As businesses open up, employers are faced with multiple limitations, requirements, and guidance issued by the Occupational Health and Safety Administration, Center for Disease Control, Department of Health, and Department of Building (OSHA, CDC, DOH, DOB). This alphabet-soup can be near incomprehensible for employers.
OSHA is the federal agency that sets, implements and enforces standards to ensure safe and healthful working conditions for employees and provides training, outreach, education and assistance for employers.
OSHA has established specific and non-specific regulatory standards that are mandatory and non-mandatory “guidance” which establishes a best practice protocol. The other agencies adapt and incorporate these standards as “required protocols,” adding further requirements, and “guidance.”
No specific standard regulates occupational exposure to the COVID- 19 virus nor outlines mandatory steps to follow. Related standards, however, directly impact an employer’s obligations.
Under the General Duty Clause, OSHA requires employers to furnish to each worker “employment and a place of employment which are free from recognized hazards that are causing or are likely to cause death or serious physical harm.” This means that every employer must assess potential hazards and evaluate exposure risk; and then ensure that employees use appropriate controls to prevent exposure.
Personal Protective Equipment
OSHA’s Personal Protective Equipment Standards (PPE) require employers to identify and provide employees with PPE “appropriate to the hazard” at no cost to the employee. PPE gear may include gloves and hard hats and foot, face, eye, hearing and respiratory protection. Employers must train employees in the proper use of PPE and replace worn or damaged equipment.
Although the CDC recommends wearing cloth face coverings in addition to social distancing, OSHA cautions that cloth face coverings are not PPE or appropriate substitutes in workplaces where respirators or facemasks are recommended or required to protect the wearer.1 For example, workers may be exposed to silica dust or other particles where the respirator is necessary to protect the worker (wearer).
Safe Work Practices
OSHA has issued recommended (non-mandatory) safe work practices for industries that include construction:
- Encourage workers to stay home when sick;
- Allow workers to wear masks over their nose and mouth to prevent spreading the virus;
- Continue normal control measures that protect workers from job hazards associated with construction activities, including PPE;
- Advise workers to avoid physical contact with others to maintain at least six feet of personal space where possible;
- Workers utilizing work trailers should maintain social distancing while inside;
- Encourage respiratory etiquette, including covering coughs and sneezes;
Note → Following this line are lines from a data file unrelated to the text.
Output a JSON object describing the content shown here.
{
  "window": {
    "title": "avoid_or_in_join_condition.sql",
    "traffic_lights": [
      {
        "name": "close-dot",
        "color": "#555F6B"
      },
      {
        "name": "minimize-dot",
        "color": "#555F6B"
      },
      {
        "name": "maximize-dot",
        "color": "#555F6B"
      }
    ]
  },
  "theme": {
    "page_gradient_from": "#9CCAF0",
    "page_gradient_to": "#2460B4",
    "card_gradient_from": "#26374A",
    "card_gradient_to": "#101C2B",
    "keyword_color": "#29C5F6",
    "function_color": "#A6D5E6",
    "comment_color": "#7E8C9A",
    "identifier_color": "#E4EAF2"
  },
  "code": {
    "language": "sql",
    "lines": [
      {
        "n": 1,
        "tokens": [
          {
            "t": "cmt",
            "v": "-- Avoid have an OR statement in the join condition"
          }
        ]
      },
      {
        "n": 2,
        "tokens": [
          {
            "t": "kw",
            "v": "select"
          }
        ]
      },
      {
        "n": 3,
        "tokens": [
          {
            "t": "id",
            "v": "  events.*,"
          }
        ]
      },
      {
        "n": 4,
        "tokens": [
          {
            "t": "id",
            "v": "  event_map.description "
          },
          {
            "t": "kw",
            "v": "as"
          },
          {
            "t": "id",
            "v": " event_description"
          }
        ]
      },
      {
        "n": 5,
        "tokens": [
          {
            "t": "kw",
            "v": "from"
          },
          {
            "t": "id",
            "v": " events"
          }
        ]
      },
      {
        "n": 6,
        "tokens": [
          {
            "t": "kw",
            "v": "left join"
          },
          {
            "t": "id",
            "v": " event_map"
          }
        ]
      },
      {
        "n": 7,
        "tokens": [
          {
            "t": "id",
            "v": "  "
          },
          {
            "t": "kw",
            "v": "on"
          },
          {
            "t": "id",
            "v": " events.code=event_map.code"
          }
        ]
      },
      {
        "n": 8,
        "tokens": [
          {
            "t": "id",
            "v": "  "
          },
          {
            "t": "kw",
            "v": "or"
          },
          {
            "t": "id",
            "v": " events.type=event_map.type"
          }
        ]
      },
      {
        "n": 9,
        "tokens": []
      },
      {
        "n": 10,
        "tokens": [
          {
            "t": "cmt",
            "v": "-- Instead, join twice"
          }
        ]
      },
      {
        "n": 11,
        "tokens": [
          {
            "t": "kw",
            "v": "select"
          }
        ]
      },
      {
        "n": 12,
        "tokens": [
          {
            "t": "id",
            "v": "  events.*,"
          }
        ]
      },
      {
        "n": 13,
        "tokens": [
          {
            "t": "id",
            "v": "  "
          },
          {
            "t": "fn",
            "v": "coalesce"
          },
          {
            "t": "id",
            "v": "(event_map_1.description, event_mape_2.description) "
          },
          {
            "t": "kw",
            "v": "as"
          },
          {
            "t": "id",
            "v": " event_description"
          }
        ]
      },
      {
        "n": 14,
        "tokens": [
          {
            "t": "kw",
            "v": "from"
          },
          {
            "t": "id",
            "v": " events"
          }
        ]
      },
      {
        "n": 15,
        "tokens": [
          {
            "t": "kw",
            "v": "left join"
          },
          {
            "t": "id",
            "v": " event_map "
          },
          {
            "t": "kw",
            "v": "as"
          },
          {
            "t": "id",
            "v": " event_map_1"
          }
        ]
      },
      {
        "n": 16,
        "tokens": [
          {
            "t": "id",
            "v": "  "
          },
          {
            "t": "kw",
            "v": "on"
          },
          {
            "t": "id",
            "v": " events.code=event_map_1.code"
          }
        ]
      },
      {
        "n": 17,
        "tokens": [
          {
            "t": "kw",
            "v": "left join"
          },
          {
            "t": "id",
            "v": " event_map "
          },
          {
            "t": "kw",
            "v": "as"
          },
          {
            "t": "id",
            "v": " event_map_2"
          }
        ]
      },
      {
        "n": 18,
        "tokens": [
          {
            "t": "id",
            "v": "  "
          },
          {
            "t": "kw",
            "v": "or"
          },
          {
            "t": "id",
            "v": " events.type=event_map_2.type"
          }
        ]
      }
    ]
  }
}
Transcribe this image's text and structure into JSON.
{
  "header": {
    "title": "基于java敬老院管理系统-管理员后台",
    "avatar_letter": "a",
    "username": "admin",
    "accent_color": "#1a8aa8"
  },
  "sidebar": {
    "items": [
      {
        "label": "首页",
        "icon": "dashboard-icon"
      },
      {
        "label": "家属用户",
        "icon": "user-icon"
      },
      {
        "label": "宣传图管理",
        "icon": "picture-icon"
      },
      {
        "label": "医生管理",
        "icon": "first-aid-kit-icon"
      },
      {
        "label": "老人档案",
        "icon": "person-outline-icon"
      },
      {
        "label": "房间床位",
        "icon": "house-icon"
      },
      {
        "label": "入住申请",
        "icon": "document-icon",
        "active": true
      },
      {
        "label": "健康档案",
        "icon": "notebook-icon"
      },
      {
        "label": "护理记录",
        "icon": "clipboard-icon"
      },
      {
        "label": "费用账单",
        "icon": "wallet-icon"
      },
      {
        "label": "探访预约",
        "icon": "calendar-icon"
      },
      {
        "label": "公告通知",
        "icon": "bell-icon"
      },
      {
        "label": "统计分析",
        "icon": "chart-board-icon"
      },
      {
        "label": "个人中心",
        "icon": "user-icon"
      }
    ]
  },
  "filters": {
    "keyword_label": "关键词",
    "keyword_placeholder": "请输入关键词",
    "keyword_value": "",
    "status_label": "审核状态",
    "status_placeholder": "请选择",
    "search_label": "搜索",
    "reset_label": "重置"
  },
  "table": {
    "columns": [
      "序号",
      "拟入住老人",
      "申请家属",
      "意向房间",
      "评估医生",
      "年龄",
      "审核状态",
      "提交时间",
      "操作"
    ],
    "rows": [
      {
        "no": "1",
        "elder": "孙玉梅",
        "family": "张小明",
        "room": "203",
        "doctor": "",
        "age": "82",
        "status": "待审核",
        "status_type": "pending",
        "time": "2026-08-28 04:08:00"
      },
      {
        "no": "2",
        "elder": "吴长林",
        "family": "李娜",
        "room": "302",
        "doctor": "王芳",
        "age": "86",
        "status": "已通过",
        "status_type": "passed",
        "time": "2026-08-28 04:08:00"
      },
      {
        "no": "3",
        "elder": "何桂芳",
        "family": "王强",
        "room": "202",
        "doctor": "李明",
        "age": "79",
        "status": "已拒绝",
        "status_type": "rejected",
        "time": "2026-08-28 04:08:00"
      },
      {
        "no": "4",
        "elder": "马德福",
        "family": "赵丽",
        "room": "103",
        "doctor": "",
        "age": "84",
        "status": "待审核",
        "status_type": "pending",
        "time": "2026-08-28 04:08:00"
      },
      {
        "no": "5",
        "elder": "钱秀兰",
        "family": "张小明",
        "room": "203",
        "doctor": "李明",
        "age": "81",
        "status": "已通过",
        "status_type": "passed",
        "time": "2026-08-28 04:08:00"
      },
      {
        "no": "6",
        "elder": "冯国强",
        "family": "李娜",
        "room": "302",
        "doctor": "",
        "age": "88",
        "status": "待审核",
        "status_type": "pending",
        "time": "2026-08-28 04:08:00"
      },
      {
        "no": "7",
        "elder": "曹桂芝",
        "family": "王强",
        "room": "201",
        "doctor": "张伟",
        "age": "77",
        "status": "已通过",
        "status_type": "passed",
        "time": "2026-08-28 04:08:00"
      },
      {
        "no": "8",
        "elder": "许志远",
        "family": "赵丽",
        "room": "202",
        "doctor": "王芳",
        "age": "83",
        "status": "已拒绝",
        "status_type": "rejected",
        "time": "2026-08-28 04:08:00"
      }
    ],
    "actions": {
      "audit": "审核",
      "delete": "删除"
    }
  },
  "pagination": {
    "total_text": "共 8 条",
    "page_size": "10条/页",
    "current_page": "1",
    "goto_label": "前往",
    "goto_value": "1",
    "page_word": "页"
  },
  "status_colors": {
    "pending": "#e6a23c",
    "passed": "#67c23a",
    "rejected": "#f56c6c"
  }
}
- Promote personal hygiene. If there is no immediate access to soap and water for handwashing, provide alcohol-based hand rubs containing at least 60% alcohol;
- Use Environmental Protection Agency-approved cleaning chemicals from List N or that have label claims against the coronavirus;
- When tools or equipment are shared, provide and instruct workers to use alcohol based wipes to clean tools before and after use;
- When cleaning tools and equipment, workers should consult manufacturer recommendations for proper cleaning techniques and restrictions;
- Keep in-person meetings (including toolbox talks and safety meetings) brief, limit number of attendees, use social distancing;
- Clean/disinfect portable jobsite toilets regularly, including door pulls and toilet seats. Keep hand sanitizer dispensers filled;
- Encourage workers to report any safety and health concerns.
State and City Requirements
The NYS Department of Health has issued a document (the Guidance) which sets forth the policies and practices for the construction industry to follow when they re-open for regular business activity (Interim Guidance for Construction Activities During the COVID-19 Public Health Emergency). The Guidance incorporates all of the mandatory OSHA requirements regarding PPE and non-mandatory recommended safe work practices, but has made the recommended safe work practices mandatory.
The Guidance goes further than OSHA with additional requirements, such as:
- Employer must sign and submit an Affirmation that the Guidance issued by the Department of Health has been reviewed, is understood and will be implemented;
- Employer must formulate a Site Safety Plan for each jobsite to be posted onsite;
- Designate a site safety monitor responsible for enforcement of the Site Safety Plan;
- Implement daily health screening practices;
- Regular cleaning and disinfection of the worksite at least daily;
- Cleaning logs that include the date, time and scope of cleaning must be maintained.
There are a number of additional requirements to be found in the Guidance which employers are expected to follow. It is recommended that it be reviewed to determine which, if any, of the other requirements are immediately applicable to your operation. We will be happy to assist you in this regard.
1 When respiratory hazards exist employers must comply with the Respiratory Protection Standard which requires, among other things, medical evaluations and fit testing. Under current conditions OSHA is providing enforcement flexibility under the standard.
Thomas Bianco is a partner in the Labor and Employment and Litigation practice groups at Meltzer, Lippe, Goldstein & Breitstone, LLP, Mineola, N.Y.